Daniel says it is ‘very clear to him’ that people with healthy brains are happier, healthier, wealthier, and wiser, whereas people with unhealthy brains are sadder, sicker, poorer, not as smart and less flexible.
Mostly people think of this as ageing, but what Daniel shows is that the way we treat our brains also has a massive effect. Moreover, people who improve their habits can improve the physical health of their brains even at relatively advanced ages. He shows scans from one man whose brain got significantly healthier over ten years from the age of 53 after he began taking care of it.
So what do you need to do to take care of your brain – nothing too surprising really, except maybe meditate!
- Sleep a min of 7 hours a night (less than 7 hours blood flow to the brain reduces)
- Avoid drinking (even two glasses of red wine a day aren’t good….)
- Don’t smoke
- Avoid obesity (body weight correlates negatively with brain weight)
- Form new social connections
- Learn new stuff
- Be grateful
- Eat well
I think the best way to think about the brain is that it is like a muscle. They teach this to my kids at school saying that like a muscle the more you use it the stronger it gets. Saying the same thing, the work of Kurzweil and many others has shown for a long time that using your brain in a positive way (intellectual challenge, social interaction, ball sports) slows the rate of decline in elderly people. But exercise is only one half of taking care of a muscle – you also need to rest it and feed it right.

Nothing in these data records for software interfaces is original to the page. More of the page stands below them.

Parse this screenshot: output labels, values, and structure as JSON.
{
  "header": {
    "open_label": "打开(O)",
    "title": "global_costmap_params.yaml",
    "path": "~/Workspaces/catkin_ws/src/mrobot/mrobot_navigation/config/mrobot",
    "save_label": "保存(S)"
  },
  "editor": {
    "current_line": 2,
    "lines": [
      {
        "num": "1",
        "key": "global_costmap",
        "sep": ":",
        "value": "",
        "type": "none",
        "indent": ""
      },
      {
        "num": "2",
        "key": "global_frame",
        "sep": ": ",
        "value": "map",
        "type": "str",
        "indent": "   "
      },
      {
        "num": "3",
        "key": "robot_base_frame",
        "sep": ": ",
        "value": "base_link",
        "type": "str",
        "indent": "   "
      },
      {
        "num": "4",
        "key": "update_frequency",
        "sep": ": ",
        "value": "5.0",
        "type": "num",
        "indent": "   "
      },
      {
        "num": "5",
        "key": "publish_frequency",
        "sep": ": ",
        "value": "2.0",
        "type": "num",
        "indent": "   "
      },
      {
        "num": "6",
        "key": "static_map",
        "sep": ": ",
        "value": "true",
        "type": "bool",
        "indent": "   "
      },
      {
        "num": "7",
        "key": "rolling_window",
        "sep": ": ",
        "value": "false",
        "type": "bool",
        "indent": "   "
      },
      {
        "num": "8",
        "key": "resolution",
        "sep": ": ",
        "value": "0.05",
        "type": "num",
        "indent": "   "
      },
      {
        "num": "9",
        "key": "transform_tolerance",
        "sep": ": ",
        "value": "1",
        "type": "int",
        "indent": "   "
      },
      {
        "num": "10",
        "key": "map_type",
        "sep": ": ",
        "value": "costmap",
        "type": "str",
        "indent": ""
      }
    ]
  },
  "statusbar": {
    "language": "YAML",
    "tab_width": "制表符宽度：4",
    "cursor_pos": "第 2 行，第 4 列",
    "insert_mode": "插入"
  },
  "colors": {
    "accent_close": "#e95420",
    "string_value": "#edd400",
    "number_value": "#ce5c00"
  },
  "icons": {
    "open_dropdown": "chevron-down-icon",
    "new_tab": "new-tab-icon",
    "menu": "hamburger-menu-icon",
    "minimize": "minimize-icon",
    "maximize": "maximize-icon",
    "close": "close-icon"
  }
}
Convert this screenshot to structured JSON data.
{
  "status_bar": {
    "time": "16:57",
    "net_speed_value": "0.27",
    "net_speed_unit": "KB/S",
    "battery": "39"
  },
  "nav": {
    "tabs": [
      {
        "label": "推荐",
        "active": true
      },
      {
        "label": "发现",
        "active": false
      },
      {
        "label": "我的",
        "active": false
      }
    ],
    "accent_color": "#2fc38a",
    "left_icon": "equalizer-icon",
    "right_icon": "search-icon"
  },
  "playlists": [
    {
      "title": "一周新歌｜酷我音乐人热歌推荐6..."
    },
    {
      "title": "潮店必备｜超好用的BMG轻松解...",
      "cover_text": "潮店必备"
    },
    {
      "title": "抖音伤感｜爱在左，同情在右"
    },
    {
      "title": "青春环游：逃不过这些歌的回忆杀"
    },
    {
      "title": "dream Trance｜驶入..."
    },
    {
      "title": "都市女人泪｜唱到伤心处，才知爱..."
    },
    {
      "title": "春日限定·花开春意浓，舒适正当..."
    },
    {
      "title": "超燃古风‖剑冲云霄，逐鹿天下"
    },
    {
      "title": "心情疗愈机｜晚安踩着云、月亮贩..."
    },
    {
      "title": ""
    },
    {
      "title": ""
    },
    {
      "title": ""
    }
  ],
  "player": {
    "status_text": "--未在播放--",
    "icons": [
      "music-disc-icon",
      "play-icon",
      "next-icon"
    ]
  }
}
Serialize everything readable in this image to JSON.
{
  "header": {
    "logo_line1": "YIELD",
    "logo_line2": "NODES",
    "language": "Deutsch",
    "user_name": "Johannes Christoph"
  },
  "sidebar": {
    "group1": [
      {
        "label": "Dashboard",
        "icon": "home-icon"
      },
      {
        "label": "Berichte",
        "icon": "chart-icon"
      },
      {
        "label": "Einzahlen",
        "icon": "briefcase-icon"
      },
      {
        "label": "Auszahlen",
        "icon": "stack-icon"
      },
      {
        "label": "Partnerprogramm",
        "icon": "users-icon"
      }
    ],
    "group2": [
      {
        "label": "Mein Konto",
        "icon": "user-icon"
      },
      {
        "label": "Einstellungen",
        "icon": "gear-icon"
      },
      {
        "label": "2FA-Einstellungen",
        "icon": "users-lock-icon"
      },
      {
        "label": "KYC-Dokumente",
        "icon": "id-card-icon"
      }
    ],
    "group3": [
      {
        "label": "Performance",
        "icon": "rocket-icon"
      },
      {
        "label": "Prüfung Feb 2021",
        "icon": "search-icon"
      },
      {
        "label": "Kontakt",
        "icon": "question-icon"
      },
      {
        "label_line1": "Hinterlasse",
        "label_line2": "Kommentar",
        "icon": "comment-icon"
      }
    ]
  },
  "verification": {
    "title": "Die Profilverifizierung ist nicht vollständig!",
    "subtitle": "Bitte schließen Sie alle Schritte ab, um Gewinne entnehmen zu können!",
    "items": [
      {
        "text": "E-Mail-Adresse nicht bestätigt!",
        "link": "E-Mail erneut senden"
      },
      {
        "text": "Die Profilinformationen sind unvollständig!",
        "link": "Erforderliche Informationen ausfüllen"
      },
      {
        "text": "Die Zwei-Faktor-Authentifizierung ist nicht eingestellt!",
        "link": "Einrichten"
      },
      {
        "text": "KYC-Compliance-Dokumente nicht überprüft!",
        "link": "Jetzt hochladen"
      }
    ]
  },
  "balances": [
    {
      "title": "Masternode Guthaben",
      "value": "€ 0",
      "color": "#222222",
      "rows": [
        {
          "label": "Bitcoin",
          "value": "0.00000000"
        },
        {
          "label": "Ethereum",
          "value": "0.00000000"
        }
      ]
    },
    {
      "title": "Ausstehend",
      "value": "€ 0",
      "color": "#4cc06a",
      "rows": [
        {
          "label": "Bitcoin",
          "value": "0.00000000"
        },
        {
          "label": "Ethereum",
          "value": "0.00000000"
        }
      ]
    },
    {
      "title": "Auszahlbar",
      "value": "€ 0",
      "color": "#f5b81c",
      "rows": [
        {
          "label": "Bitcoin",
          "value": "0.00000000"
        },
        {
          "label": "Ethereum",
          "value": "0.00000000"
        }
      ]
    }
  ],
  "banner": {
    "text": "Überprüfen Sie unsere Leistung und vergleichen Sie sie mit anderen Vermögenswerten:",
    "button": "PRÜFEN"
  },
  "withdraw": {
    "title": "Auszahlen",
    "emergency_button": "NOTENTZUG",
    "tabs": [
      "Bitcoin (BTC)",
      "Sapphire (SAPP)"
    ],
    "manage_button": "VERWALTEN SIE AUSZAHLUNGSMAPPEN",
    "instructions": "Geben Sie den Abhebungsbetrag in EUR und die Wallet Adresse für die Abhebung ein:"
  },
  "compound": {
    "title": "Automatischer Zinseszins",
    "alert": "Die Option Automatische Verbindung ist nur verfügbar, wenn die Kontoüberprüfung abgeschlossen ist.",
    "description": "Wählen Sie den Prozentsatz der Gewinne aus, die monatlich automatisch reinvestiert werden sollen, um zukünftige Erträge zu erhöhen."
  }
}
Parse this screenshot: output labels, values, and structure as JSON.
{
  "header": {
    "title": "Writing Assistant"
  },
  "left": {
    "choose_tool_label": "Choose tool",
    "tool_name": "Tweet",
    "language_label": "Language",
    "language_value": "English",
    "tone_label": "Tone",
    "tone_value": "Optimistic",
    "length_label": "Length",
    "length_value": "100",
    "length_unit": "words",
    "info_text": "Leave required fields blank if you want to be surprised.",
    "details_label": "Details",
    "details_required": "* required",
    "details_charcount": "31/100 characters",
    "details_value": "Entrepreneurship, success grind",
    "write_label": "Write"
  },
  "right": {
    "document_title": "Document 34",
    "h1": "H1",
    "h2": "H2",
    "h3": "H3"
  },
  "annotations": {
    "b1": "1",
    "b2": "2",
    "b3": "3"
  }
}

As you can see the latest data out from CBInsights shows a modest increase in investment activity in the US from Q4 to Q1 and no change in the split between Seed, Series A and so on. There isn’t much seasonality in this data, so I think it is more meaningful to look at the quarter to quarter trend than the difference to the same quarter one year ago.
I guess the most remarkable thing about this is that all the talk about a coming Series A crunch hasn’t impacted seed funding. I can think of two explanations for that. Firstly investors are always slow to respond to new data. When they hear things that cause them to re-think their strategy they typically do that rethink over a period of weeks whilst they complete on the deals they have in process. Most angels wouldn’t feel right turning to an entrepreneur and saying “I know I said I would invest in your company but following everything I’ve read I’m now too worried about the Series A crunch”. They would rather honour their commitment. Secondly, investors might be hearing the talk of a Series A crunch but not really believing it yet. In this scenario they will wait until there is blood on the streets before they stop investing.
The other thing that is going on, of course, is that the cost of innovation is continuing to decline meaning that more value can be created with less capital and that all else being equal I would expect seed deals as a percentage of the total to be increasing.
Putting it all together I would expect that over the coming quarters the impact of the Series A crunch, both in expectation and reality, will outweigh the secular trend towards more seed deals and the share of seed deals will drop.
The picture from the other side of the market, LPs investing into VC funds, is also fairly static. I haven’t seen hard numbers recently, but anecdotally top tier funds are continuing to close funds successfully, some of them at an increased size, whilst second tier funds and new funds continue to find it difficult. I don’t expect this to change much until returns start to improve or unless we have a significant upswing in the economy.
This post has been about the US rather than Europe, but I think the trends are the same here, except maybe that seed investment is growing in the UK on the back of the EIS and SEIS tax incentive schemes.